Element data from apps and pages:
::::::
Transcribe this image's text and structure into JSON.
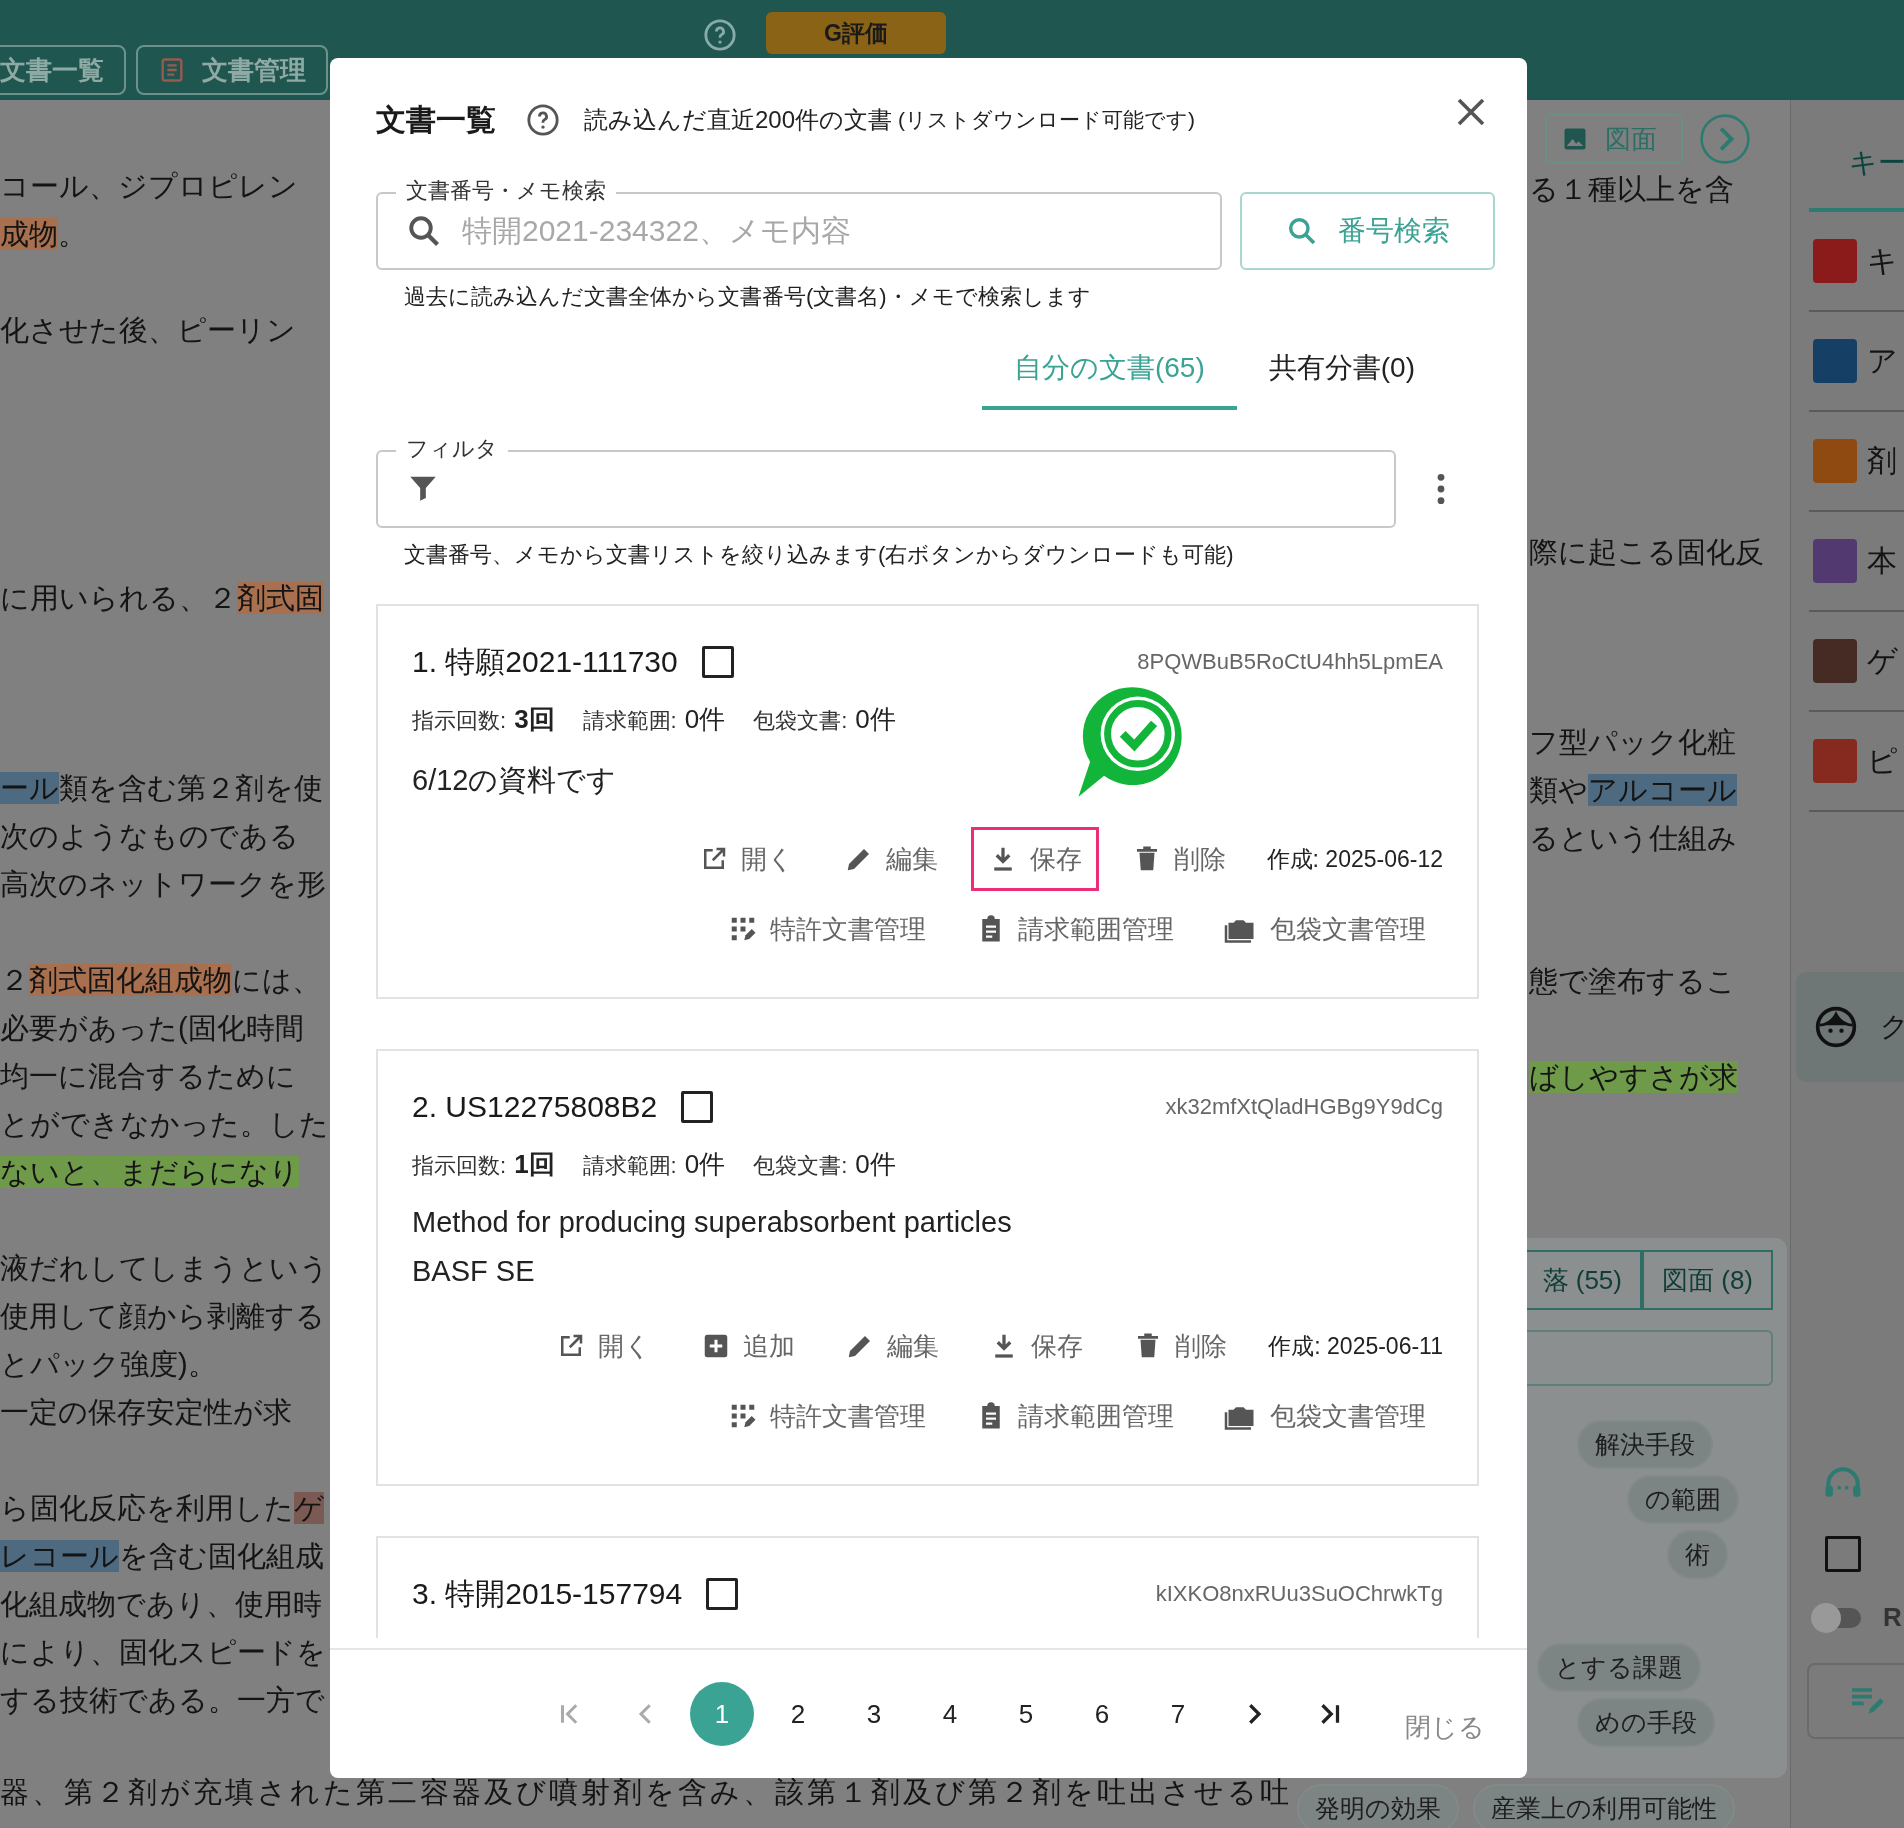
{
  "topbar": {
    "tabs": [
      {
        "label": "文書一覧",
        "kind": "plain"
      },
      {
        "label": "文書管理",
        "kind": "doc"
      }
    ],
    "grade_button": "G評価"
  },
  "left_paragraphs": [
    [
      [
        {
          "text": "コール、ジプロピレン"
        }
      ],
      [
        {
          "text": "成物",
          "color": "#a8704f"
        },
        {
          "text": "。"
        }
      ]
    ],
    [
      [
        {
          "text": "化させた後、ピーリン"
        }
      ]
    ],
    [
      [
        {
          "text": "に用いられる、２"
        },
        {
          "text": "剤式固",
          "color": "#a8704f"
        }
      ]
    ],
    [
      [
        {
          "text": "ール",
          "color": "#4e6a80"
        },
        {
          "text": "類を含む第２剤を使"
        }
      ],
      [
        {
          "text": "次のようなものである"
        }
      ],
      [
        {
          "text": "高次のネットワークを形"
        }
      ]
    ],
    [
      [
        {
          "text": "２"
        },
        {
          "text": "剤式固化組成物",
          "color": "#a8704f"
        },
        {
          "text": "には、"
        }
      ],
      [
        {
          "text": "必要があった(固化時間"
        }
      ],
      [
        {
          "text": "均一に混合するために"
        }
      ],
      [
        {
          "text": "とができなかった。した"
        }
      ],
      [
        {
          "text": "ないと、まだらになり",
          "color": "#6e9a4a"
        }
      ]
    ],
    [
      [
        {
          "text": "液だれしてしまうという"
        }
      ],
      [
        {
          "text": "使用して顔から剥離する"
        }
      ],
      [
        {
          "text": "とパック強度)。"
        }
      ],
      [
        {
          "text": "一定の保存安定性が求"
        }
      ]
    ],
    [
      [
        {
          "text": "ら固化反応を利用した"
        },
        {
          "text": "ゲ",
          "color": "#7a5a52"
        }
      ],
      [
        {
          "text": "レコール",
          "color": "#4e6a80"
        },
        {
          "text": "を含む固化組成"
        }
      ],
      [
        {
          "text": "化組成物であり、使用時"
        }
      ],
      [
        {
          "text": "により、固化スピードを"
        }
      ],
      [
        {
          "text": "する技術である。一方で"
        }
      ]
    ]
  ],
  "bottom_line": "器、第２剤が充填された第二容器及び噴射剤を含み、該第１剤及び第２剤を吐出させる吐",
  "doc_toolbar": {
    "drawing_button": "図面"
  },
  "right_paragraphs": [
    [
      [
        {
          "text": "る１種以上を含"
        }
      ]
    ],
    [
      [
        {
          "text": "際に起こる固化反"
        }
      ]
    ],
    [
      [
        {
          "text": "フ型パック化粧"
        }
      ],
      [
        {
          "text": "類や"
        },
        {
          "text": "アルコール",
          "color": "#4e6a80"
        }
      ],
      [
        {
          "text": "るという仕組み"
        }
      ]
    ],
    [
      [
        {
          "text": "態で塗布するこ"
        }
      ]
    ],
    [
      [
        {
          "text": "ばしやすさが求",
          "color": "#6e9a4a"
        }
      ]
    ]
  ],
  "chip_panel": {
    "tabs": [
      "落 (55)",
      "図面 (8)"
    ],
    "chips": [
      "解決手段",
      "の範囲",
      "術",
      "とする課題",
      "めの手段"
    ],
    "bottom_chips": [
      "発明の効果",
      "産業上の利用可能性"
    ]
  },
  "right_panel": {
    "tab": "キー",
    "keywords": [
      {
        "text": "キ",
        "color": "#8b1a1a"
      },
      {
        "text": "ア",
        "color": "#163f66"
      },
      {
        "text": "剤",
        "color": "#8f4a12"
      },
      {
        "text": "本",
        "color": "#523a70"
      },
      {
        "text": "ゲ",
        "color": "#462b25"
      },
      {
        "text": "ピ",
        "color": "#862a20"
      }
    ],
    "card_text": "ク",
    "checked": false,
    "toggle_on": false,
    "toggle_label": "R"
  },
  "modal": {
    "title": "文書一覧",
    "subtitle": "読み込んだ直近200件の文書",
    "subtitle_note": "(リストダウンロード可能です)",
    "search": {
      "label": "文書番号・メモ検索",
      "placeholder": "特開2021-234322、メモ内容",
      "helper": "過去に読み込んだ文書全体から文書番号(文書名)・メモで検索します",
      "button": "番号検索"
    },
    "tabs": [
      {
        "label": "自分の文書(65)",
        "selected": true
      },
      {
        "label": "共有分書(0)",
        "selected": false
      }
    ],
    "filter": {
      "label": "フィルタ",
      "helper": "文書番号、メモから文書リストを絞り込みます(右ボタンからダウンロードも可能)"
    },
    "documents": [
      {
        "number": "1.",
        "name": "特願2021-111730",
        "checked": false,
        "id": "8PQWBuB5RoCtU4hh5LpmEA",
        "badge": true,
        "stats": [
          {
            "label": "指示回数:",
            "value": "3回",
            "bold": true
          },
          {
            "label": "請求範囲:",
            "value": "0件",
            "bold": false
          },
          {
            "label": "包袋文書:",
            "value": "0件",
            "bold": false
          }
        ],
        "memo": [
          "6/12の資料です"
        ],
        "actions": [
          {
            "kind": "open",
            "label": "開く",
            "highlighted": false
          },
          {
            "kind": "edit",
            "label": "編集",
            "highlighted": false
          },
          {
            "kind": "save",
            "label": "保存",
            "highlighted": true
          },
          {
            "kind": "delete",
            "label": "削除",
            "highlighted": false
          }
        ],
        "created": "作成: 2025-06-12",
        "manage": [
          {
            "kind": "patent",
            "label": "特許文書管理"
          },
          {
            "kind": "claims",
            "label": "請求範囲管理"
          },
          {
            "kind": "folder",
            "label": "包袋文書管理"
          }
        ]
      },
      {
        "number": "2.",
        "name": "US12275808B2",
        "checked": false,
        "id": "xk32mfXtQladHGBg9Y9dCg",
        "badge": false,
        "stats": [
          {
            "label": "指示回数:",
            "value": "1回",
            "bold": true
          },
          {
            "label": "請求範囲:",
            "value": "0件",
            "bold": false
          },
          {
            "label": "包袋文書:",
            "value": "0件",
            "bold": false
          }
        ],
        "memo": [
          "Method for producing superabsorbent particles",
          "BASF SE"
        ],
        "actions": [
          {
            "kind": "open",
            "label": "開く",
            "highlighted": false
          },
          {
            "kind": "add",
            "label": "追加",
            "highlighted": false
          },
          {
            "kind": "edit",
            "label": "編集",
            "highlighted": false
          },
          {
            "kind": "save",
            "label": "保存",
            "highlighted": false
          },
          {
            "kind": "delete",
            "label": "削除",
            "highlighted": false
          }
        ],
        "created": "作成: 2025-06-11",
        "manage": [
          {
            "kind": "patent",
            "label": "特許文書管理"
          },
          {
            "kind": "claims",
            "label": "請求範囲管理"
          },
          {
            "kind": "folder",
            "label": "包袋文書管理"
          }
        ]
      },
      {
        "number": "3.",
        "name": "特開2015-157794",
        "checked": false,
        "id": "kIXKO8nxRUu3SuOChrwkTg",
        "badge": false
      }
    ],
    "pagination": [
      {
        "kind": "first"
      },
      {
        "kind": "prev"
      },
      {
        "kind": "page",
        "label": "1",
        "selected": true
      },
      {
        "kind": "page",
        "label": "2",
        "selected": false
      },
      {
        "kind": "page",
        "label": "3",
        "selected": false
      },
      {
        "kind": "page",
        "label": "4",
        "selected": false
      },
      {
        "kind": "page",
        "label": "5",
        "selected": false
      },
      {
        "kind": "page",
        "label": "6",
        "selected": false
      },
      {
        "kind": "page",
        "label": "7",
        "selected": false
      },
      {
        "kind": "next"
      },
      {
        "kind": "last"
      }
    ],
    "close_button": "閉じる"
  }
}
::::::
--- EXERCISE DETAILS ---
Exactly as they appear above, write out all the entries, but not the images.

--- SOLUTION TO THIS EXERCISE ---
Transcribe this image's text and structure into JSON.
{
  "topbar": {
    "tabs": [
      {
        "label": "文書一覧",
        "kind": "plain"
      },
      {
        "label": "文書管理",
        "kind": "doc"
      }
    ],
    "grade_button": "G評価"
  },
  "left_paragraphs": [
    [
      [
        {
          "text": "コール、ジプロピレン"
        }
      ],
      [
        {
          "text": "成物",
          "color": "#a8704f"
        },
        {
          "text": "。"
        }
      ]
    ],
    [
      [
        {
          "text": "化させた後、ピーリン"
        }
      ]
    ],
    [
      [
        {
          "text": "に用いられる、２"
        },
        {
          "text": "剤式固",
          "color": "#a8704f"
        }
      ]
    ],
    [
      [
        {
          "text": "ール",
          "color": "#4e6a80"
        },
        {
          "text": "類を含む第２剤を使"
        }
      ],
      [
        {
          "text": "次のようなものである"
        }
      ],
      [
        {
          "text": "高次のネットワークを形"
        }
      ]
    ],
    [
      [
        {
          "text": "２"
        },
        {
          "text": "剤式固化組成物",
          "color": "#a8704f"
        },
        {
          "text": "には、"
        }
      ],
      [
        {
          "text": "必要があった(固化時間"
        }
      ],
      [
        {
          "text": "均一に混合するために"
        }
      ],
      [
        {
          "text": "とができなかった。した"
        }
      ],
      [
        {
          "text": "ないと、まだらになり",
          "color": "#6e9a4a"
        }
      ]
    ],
    [
      [
        {
          "text": "液だれしてしまうという"
        }
      ],
      [
        {
          "text": "使用して顔から剥離する"
        }
      ],
      [
        {
          "text": "とパック強度)。"
        }
      ],
      [
        {
          "text": "一定の保存安定性が求"
        }
      ]
    ],
    [
      [
        {
          "text": "ら固化反応を利用した"
        },
        {
          "text": "ゲ",
          "color": "#7a5a52"
        }
      ],
      [
        {
          "text": "レコール",
          "color": "#4e6a80"
        },
        {
          "text": "を含む固化組成"
        }
      ],
      [
        {
          "text": "化組成物であり、使用時"
        }
      ],
      [
        {
          "text": "により、固化スピードを"
        }
      ],
      [
        {
          "text": "する技術である。一方で"
        }
      ]
    ]
  ],
  "bottom_line": "器、第２剤が充填された第二容器及び噴射剤を含み、該第１剤及び第２剤を吐出させる吐",
  "doc_toolbar": {
    "drawing_button": "図面"
  },
  "right_paragraphs": [
    [
      [
        {
          "text": "る１種以上を含"
        }
      ]
    ],
    [
      [
        {
          "text": "際に起こる固化反"
        }
      ]
    ],
    [
      [
        {
          "text": "フ型パック化粧"
        }
      ],
      [
        {
          "text": "類や"
        },
        {
          "text": "アルコール",
          "color": "#4e6a80"
        }
      ],
      [
        {
          "text": "るという仕組み"
        }
      ]
    ],
    [
      [
        {
          "text": "態で塗布するこ"
        }
      ]
    ],
    [
      [
        {
          "text": "ばしやすさが求",
          "color": "#6e9a4a"
        }
      ]
    ]
  ],
  "chip_panel": {
    "tabs": [
      "落 (55)",
      "図面 (8)"
    ],
    "chips": [
      "解決手段",
      "の範囲",
      "術",
      "とする課題",
      "めの手段"
    ],
    "bottom_chips": [
      "発明の効果",
      "産業上の利用可能性"
    ]
  },
  "right_panel": {
    "tab": "キー",
    "keywords": [
      {
        "text": "キ",
        "color": "#8b1a1a"
      },
      {
        "text": "ア",
        "color": "#163f66"
      },
      {
        "text": "剤",
        "color": "#8f4a12"
      },
      {
        "text": "本",
        "color": "#523a70"
      },
      {
        "text": "ゲ",
        "color": "#462b25"
      },
      {
        "text": "ピ",
        "color": "#862a20"
      }
    ],
    "card_text": "ク",
    "checked": false,
    "toggle_on": false,
    "toggle_label": "R"
  },
  "modal": {
    "title": "文書一覧",
    "subtitle": "読み込んだ直近200件の文書",
    "subtitle_note": "(リストダウンロード可能です)",
    "search": {
      "label": "文書番号・メモ検索",
      "placeholder": "特開2021-234322、メモ内容",
      "helper": "過去に読み込んだ文書全体から文書番号(文書名)・メモで検索します",
      "button": "番号検索"
    },
    "tabs": [
      {
        "label": "自分の文書(65)",
        "selected": true
      },
      {
        "label": "共有分書(0)",
        "selected": false
      }
    ],
    "filter": {
      "label": "フィルタ",
      "helper": "文書番号、メモから文書リストを絞り込みます(右ボタンからダウンロードも可能)"
    },
    "documents": [
      {
        "number": "1.",
        "name": "特願2021-111730",
        "checked": false,
        "id": "8PQWBuB5RoCtU4hh5LpmEA",
        "badge": true,
        "stats": [
          {
            "label": "指示回数:",
            "value": "3回",
            "bold": true
          },
          {
            "label": "請求範囲:",
            "value": "0件",
            "bold": false
          },
          {
            "label": "包袋文書:",
            "value": "0件",
            "bold": false
          }
        ],
        "memo": [
          "6/12の資料です"
        ],
        "actions": [
          {
            "kind": "open",
            "label": "開く",
            "highlighted": false
          },
          {
            "kind": "edit",
            "label": "編集",
            "highlighted": false
          },
          {
            "kind": "save",
            "label": "保存",
            "highlighted": true
          },
          {
            "kind": "delete",
            "label": "削除",
            "highlighted": false
          }
        ],
        "created": "作成: 2025-06-12",
        "manage": [
          {
            "kind": "patent",
            "label": "特許文書管理"
          },
          {
            "kind": "claims",
            "label": "請求範囲管理"
          },
          {
            "kind": "folder",
            "label": "包袋文書管理"
          }
        ]
      },
      {
        "number": "2.",
        "name": "US12275808B2",
        "checked": false,
        "id": "xk32mfXtQladHGBg9Y9dCg",
        "badge": false,
        "stats": [
          {
            "label": "指示回数:",
            "value": "1回",
            "bold": true
          },
          {
            "label": "請求範囲:",
            "value": "0件",
            "bold": false
          },
          {
            "label": "包袋文書:",
            "value": "0件",
            "bold": false
          }
        ],
        "memo": [
          "Method for producing superabsorbent particles",
          "BASF SE"
        ],
        "actions": [
          {
            "kind": "open",
            "label": "開く",
            "highlighted": false
          },
          {
            "kind": "add",
            "label": "追加",
            "highlighted": false
          },
          {
            "kind": "edit",
            "label": "編集",
            "highlighted": false
          },
          {
            "kind": "save",
            "label": "保存",
            "highlighted": false
          },
          {
            "kind": "delete",
            "label": "削除",
            "highlighted": false
          }
        ],
        "created": "作成: 2025-06-11",
        "manage": [
          {
            "kind": "patent",
            "label": "特許文書管理"
          },
          {
            "kind": "claims",
            "label": "請求範囲管理"
          },
          {
            "kind": "folder",
            "label": "包袋文書管理"
          }
        ]
      },
      {
        "number": "3.",
        "name": "特開2015-157794",
        "checked": false,
        "id": "kIXKO8nxRUu3SuOChrwkTg",
        "badge": false
      }
    ],
    "pagination": [
      {
        "kind": "first"
      },
      {
        "kind": "prev"
      },
      {
        "kind": "page",
        "label": "1",
        "selected": true
      },
      {
        "kind": "page",
        "label": "2",
        "selected": false
      },
      {
        "kind": "page",
        "label": "3",
        "selected": false
      },
      {
        "kind": "page",
        "label": "4",
        "selected": false
      },
      {
        "kind": "page",
        "label": "5",
        "selected": false
      },
      {
        "kind": "page",
        "label": "6",
        "selected": false
      },
      {
        "kind": "page",
        "label": "7",
        "selected": false
      },
      {
        "kind": "next"
      },
      {
        "kind": "last"
      }
    ],
    "close_button": "閉じる"
  }
}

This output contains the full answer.